J. Conrad, Jr. United States District Judge
MATTER comes before the Court on Carl Well's
(“Plaintiff's”) Motion for Summary Judgment,
(Doc. No. 11); his Memorandum in Support, (Doc. No. 12);
Nancy A. Berryhill's (“Defendant's” or
“Commissioner's”) Consent Motion for
Extension of Time, (Doc. No. 13); Defendant's Motion for
Summary Judgment, (Doc. No. 14); Memorandum in Support, (Doc.
No. 15); and Plaintiff's Response, (Doc. No. 16).
seeks judicial review of Defendant's denial of his social
security claim. (Doc. No. 1). On April 25, 2013, Plaintiff
filed his application for a period of disability insurance
benefits (“DIB”) and supplemental security income
(“SSI”) under the Social Security Act, 42 U.S.C.
§ 405 et seq. (Doc. Nos. 9 to 9-9:
Administrative Record (“Tr.”) at 181-90). In his
application, Plaintiff alleged an onset date of March 14,
2013. (Tr. 181). Plaintiff's application was denied
initially and upon consideration. (Tr. 10, 109-114, 117-124).
August 27, 2015, a hearing was held in front an
Administrative Law Judge (“ALJ”). (Tr. 25-58). On
October 1, 2015, the ALJ issued a decision finding Plaintiff

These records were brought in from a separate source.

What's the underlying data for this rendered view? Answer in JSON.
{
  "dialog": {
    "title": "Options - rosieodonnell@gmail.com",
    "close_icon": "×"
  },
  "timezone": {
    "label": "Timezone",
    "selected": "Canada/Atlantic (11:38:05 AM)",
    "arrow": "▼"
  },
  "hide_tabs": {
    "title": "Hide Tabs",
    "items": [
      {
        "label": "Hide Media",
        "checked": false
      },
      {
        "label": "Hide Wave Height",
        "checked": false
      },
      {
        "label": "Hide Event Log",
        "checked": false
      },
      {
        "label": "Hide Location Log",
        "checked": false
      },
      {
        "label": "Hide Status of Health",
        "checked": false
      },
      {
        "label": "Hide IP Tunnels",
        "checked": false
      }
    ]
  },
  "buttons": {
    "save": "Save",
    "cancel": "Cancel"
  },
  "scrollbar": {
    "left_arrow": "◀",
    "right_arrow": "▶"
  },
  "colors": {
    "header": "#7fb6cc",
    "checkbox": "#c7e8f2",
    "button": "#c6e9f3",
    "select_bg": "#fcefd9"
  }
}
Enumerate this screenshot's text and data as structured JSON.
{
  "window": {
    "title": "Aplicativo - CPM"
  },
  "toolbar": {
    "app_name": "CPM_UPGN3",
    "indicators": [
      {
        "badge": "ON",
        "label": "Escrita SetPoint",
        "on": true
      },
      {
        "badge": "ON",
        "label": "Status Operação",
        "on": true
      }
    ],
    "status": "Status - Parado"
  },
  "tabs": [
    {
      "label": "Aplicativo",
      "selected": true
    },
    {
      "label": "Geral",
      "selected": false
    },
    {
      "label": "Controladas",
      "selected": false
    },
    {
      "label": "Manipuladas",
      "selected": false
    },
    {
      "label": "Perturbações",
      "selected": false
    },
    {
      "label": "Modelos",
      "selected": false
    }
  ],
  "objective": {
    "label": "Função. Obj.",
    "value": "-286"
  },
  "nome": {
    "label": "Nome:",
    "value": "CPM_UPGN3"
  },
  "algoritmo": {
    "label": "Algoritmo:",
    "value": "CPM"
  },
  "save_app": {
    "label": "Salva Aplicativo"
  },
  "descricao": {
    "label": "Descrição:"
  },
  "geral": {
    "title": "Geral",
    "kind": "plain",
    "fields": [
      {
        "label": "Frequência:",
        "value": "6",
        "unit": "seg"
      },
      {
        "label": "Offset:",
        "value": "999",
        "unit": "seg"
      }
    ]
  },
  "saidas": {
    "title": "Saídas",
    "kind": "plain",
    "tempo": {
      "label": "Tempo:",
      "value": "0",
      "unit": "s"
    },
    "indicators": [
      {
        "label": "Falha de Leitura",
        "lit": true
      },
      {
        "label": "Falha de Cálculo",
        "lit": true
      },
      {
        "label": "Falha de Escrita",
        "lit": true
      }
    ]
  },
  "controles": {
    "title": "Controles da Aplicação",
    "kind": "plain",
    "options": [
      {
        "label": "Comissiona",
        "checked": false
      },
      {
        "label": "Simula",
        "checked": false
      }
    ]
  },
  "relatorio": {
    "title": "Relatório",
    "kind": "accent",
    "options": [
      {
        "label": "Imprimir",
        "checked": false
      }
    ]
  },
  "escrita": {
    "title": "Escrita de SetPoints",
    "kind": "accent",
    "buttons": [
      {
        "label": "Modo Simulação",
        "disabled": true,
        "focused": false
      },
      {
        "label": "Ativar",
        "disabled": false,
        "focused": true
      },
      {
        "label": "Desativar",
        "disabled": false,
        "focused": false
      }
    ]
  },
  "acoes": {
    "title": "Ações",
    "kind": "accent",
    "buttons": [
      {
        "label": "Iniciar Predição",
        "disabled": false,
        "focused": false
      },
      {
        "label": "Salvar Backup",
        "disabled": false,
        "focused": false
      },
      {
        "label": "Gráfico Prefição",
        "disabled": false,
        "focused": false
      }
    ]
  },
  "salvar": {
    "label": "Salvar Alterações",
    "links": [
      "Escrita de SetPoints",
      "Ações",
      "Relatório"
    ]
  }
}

not disabled. (Tr. 7-19). The Appeals Council denied review
of the ALJ's decision on December 9, 2016, making the
ALJ's opinion the final decision of Defendant. (Tr. 1-
3). Plaintiff now appeals the ALJ's decision, requesting
this Court to issue a remand pursuant to 42 U.S.C.
question before the ALJ was whether Plaintiff was under a
“disability” as that term of art is defined for
Social Security purposes from March 14, 2013, Plaintiff's
alleged onset date, through October 1, 2015, the date of the
ALJ's decision.(Tr. 10). To establish entitlement to
benefits, Plaintiff has the burden of proving that he was
disabled within the meaning of the Social Security Act.
Bowen v. Yuckert, 482 U.S. 137, 146 n.5 (1987). The
ALJ ultimately concluded that Plaintiff was not under a
disability at any point in the relevant timeframe. (Tr. 19).
Social Security Administration has established a five-step
sequential evaluation process for determining if a person is
disabled. 20 C.F.R. § 404.1520(a). The five steps are:
(1) whether claimant is engaged in substantial gainful
activity-if yes, not disabled;
(2) whether claimant has a severe medically determinable
physical or mental impairment, or combination of impairments
that meet the duration requirement in § 404.1509-if no,
(3) whether claimant has an impairment or combination of
impairments that meets or medically equals one of the
listings in appendix 1 and meets the duration requirement-if
(4) whether claimant has the residual functional capacity
(“RFC”) to perform his or her past relevant
work-if yes, not disabled; and
(5) whether considering claimant's RFC, age, education,
and work experience he or she can make an adjustment to other